EXTRACTED ENTRIES |
<<<<

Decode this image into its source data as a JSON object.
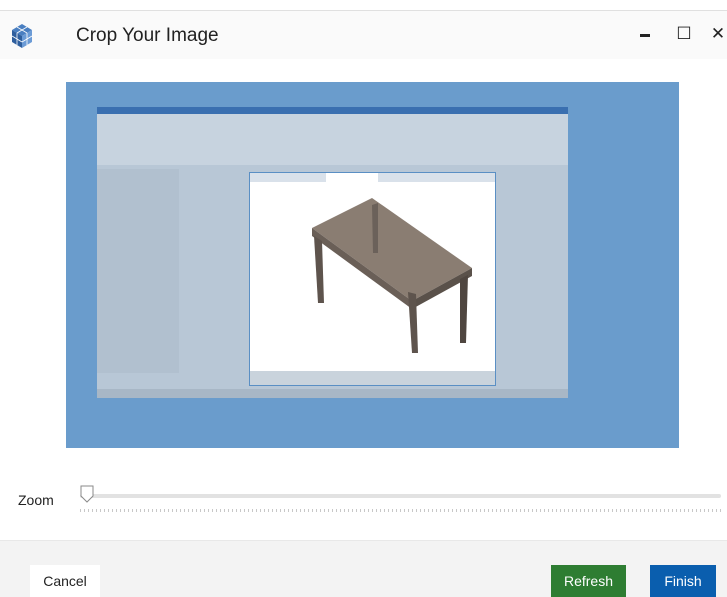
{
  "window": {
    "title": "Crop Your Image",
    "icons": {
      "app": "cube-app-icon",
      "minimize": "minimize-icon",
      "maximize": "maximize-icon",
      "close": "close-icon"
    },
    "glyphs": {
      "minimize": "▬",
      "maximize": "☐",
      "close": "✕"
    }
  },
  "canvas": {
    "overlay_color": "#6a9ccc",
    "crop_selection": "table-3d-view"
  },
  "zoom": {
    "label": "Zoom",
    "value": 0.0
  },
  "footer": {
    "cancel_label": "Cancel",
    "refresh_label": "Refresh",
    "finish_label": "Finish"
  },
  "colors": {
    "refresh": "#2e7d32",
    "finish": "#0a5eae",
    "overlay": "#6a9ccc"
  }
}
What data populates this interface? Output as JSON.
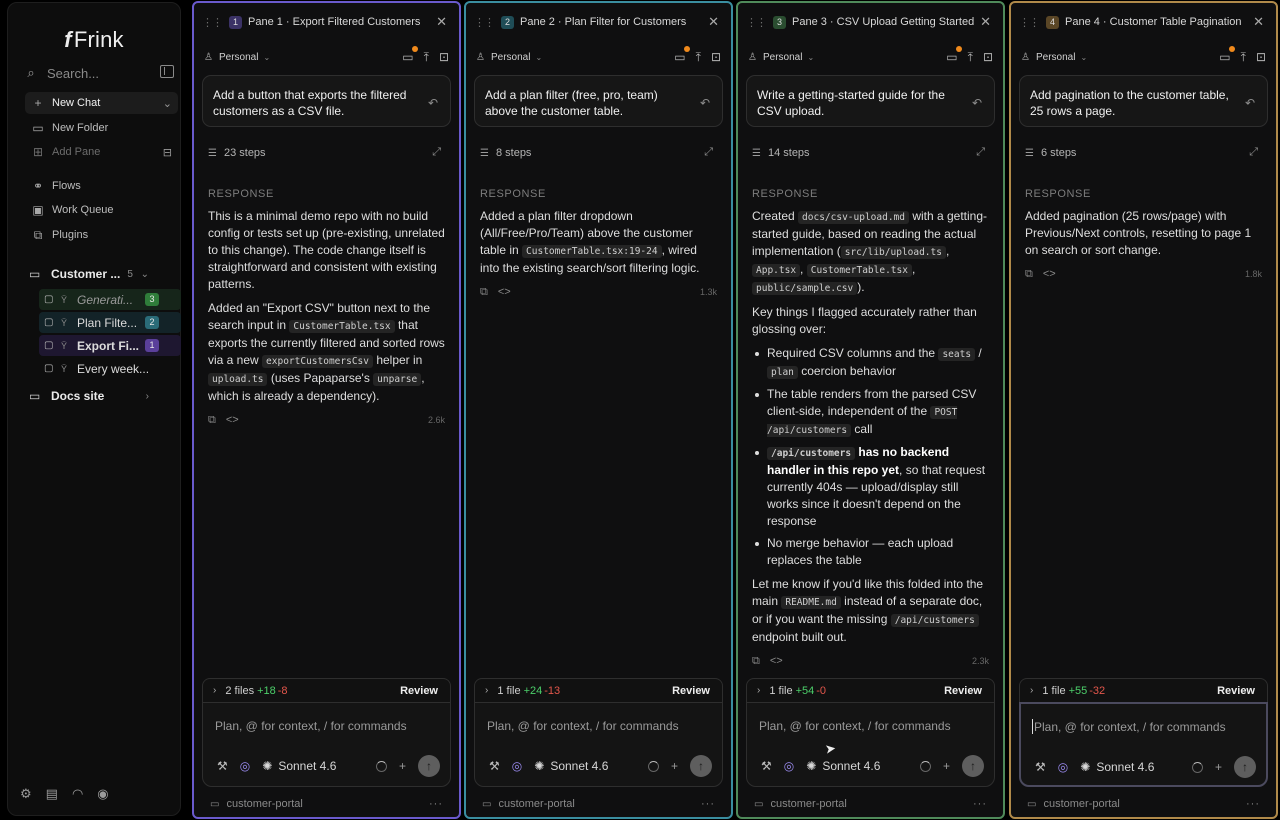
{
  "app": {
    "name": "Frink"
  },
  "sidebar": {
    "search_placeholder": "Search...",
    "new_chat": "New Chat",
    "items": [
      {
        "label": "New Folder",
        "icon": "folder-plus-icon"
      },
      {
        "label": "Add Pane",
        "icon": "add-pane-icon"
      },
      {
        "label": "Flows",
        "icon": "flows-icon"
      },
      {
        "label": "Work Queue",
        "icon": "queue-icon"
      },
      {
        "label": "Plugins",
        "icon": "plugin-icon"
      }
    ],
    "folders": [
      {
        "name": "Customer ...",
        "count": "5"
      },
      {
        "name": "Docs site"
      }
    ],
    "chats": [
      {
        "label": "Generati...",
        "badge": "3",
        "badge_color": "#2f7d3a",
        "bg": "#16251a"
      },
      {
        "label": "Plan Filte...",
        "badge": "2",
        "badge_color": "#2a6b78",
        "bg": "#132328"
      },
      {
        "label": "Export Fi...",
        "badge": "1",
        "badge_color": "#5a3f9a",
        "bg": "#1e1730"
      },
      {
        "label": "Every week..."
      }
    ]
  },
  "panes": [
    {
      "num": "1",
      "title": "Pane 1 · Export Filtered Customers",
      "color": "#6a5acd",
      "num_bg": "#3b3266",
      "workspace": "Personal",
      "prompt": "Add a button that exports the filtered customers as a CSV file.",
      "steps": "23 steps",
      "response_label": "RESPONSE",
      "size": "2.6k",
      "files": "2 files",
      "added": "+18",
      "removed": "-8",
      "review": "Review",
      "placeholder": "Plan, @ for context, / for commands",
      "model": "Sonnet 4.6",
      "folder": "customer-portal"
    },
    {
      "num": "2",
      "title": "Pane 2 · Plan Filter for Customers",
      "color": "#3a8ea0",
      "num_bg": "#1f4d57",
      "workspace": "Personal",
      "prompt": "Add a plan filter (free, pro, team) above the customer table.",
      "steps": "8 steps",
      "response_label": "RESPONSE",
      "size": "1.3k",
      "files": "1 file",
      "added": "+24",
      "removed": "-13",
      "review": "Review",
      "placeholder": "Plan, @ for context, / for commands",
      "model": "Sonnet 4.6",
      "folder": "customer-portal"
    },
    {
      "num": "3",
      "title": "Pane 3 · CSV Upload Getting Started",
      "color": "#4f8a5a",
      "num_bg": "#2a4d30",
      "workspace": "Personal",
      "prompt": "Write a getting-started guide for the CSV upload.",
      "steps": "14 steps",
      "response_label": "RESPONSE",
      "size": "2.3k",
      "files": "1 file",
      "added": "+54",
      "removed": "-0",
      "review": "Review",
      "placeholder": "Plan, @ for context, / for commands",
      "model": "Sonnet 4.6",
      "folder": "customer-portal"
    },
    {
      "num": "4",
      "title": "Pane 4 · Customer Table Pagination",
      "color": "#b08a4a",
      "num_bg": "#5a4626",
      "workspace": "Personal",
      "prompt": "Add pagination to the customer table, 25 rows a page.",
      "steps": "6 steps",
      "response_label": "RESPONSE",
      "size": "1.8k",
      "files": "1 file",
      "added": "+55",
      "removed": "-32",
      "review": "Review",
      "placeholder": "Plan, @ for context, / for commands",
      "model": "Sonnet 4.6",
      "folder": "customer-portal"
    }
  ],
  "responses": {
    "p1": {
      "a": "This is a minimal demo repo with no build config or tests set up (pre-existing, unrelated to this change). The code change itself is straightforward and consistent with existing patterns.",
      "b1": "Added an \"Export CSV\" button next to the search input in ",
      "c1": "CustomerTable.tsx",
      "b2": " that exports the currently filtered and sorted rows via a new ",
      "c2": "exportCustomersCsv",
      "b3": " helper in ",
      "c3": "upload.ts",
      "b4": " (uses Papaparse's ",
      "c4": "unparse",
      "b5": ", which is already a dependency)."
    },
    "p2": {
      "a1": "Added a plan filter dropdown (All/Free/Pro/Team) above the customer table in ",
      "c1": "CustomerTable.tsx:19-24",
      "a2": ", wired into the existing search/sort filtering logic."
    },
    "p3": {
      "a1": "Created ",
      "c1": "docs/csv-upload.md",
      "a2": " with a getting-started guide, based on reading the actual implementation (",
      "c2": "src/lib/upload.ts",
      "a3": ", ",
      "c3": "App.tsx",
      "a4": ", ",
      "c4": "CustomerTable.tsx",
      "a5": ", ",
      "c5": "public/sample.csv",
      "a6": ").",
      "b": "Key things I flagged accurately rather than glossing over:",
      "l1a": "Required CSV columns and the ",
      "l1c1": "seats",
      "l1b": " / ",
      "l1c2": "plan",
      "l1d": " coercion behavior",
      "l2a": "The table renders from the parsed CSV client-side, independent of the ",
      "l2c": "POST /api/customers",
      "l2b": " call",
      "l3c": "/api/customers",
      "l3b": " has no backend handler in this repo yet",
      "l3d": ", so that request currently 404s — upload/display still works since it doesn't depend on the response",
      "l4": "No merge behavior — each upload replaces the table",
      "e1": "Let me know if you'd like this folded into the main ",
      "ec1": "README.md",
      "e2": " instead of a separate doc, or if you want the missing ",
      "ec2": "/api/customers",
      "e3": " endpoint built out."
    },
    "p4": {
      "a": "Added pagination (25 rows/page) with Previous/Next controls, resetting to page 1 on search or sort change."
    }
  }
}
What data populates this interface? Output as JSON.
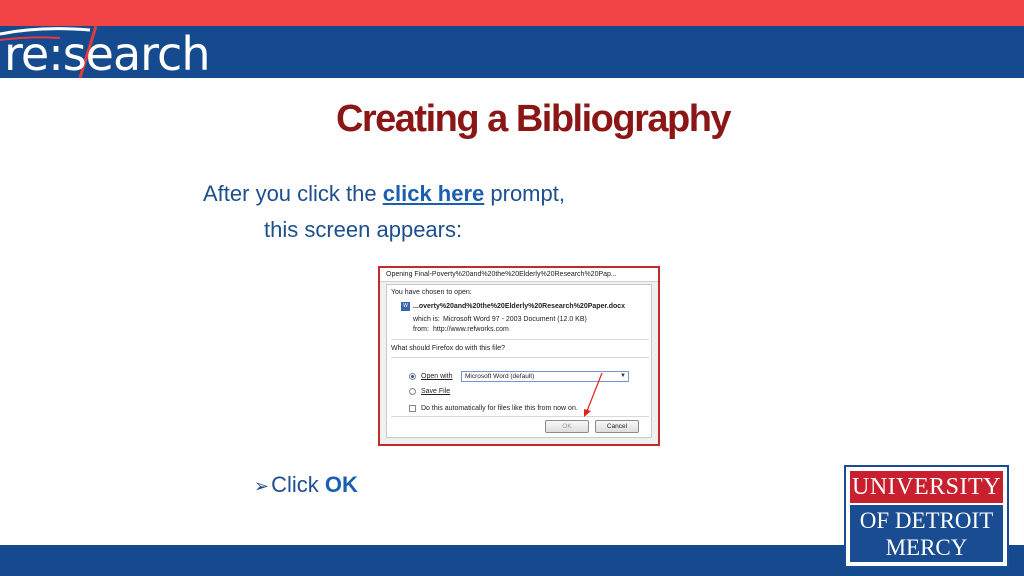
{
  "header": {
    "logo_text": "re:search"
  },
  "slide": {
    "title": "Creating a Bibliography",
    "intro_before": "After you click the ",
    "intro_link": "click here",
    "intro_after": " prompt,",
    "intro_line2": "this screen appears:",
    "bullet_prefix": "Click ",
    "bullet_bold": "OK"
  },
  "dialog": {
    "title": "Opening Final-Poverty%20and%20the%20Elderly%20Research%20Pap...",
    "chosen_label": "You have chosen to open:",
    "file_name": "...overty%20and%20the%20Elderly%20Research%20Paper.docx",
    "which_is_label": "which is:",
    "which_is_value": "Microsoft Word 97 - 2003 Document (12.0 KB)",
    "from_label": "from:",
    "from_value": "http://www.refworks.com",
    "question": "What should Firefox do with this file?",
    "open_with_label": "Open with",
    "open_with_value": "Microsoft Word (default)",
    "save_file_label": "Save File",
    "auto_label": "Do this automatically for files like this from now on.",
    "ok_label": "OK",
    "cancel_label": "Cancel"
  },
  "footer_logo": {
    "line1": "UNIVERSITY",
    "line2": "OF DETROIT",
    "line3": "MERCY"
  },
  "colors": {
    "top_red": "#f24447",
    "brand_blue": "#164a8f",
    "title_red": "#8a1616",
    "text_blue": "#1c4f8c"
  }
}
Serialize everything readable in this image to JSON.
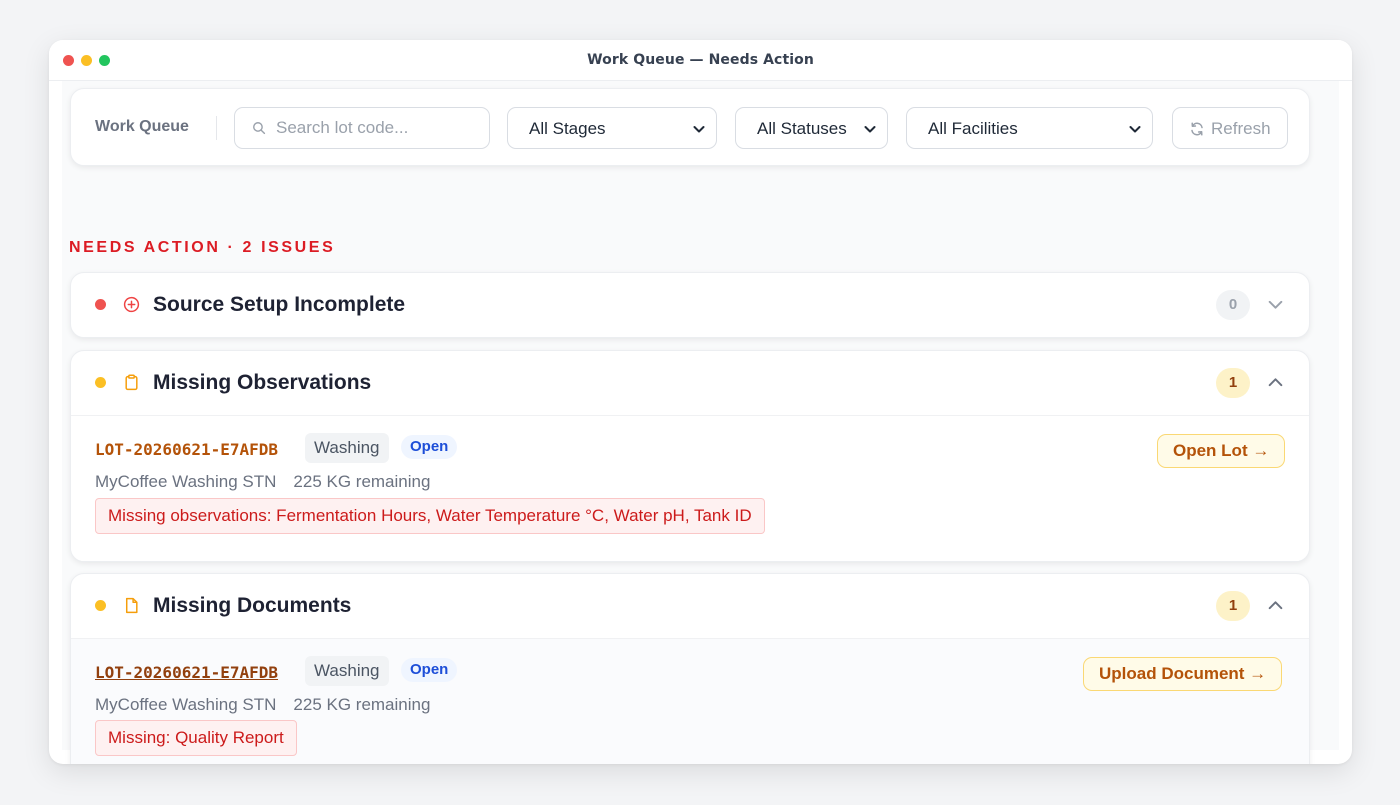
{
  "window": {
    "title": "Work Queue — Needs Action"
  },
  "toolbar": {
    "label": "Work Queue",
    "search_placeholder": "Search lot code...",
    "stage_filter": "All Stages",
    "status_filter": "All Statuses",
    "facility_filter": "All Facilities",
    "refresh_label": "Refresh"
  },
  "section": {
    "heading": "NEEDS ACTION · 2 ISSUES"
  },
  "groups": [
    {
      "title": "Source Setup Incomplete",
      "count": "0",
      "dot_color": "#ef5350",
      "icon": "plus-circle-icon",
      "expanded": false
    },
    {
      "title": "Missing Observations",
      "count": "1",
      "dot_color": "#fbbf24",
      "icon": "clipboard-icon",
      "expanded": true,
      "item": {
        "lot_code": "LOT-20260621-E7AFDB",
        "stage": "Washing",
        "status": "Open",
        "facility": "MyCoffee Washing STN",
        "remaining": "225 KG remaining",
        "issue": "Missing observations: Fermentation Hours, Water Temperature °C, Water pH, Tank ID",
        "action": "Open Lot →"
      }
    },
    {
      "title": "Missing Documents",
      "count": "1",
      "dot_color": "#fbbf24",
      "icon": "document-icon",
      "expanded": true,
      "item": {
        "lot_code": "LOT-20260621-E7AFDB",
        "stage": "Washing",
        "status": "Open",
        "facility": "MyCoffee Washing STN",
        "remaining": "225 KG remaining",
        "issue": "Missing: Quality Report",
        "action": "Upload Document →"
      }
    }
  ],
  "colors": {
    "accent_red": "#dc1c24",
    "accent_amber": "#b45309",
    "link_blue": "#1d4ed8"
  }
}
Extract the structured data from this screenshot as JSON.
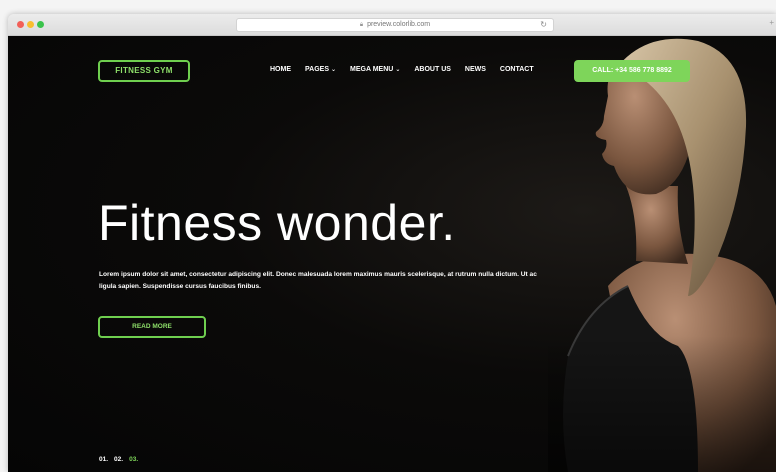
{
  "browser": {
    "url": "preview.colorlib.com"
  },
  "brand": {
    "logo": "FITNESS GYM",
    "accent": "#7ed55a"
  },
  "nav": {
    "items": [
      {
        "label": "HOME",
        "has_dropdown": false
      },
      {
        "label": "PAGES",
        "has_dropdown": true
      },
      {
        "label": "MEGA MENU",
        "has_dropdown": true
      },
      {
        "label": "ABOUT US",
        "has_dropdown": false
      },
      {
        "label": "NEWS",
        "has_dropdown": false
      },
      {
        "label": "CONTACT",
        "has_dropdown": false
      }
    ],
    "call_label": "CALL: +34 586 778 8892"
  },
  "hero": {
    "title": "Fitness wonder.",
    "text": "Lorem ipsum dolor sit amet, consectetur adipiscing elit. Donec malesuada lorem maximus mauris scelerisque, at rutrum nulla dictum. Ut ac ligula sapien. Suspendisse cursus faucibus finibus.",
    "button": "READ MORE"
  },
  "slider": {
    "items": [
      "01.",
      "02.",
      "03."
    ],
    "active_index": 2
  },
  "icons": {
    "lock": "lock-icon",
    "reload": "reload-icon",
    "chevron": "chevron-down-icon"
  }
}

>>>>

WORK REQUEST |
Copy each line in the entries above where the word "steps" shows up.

TASK OUTPUT |
      "steps": "23 steps",
      "steps": "8 steps",
      "steps": "14 steps",
      "steps": "6 steps",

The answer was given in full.